[Stored entries]
----

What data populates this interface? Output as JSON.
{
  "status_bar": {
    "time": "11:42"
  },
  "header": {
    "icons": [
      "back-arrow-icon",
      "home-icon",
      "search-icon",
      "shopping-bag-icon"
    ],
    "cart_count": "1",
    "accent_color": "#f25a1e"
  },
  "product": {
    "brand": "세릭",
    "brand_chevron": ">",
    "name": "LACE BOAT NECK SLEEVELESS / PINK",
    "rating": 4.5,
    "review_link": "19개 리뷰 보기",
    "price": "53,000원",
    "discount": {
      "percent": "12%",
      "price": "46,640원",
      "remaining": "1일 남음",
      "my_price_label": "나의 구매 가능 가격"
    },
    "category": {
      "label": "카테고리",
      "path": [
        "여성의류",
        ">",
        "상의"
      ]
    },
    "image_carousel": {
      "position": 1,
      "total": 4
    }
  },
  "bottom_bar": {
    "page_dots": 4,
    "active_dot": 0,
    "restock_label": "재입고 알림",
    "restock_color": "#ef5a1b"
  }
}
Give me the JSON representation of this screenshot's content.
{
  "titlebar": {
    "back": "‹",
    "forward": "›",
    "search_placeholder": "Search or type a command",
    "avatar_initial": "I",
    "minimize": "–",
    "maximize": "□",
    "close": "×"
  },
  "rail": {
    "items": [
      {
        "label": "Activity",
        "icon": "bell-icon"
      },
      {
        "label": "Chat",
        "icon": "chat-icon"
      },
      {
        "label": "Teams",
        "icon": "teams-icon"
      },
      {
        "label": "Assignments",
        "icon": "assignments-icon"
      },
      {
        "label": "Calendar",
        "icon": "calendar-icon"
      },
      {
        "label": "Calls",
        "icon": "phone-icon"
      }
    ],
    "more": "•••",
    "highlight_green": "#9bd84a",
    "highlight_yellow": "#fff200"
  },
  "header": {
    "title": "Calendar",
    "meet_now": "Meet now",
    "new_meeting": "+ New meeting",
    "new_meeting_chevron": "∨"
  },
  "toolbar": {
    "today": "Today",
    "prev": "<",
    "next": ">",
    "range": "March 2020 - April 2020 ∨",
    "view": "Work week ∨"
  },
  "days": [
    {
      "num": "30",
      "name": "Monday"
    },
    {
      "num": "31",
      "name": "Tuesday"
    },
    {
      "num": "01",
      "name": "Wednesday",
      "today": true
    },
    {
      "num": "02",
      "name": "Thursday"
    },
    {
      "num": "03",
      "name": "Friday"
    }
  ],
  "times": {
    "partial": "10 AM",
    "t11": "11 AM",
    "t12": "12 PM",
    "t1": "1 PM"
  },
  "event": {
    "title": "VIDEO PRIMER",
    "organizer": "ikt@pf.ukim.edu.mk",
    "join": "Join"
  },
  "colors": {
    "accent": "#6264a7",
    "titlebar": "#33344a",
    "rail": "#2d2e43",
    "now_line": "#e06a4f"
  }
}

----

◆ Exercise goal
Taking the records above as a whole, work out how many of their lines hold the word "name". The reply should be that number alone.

◆ Finished task
6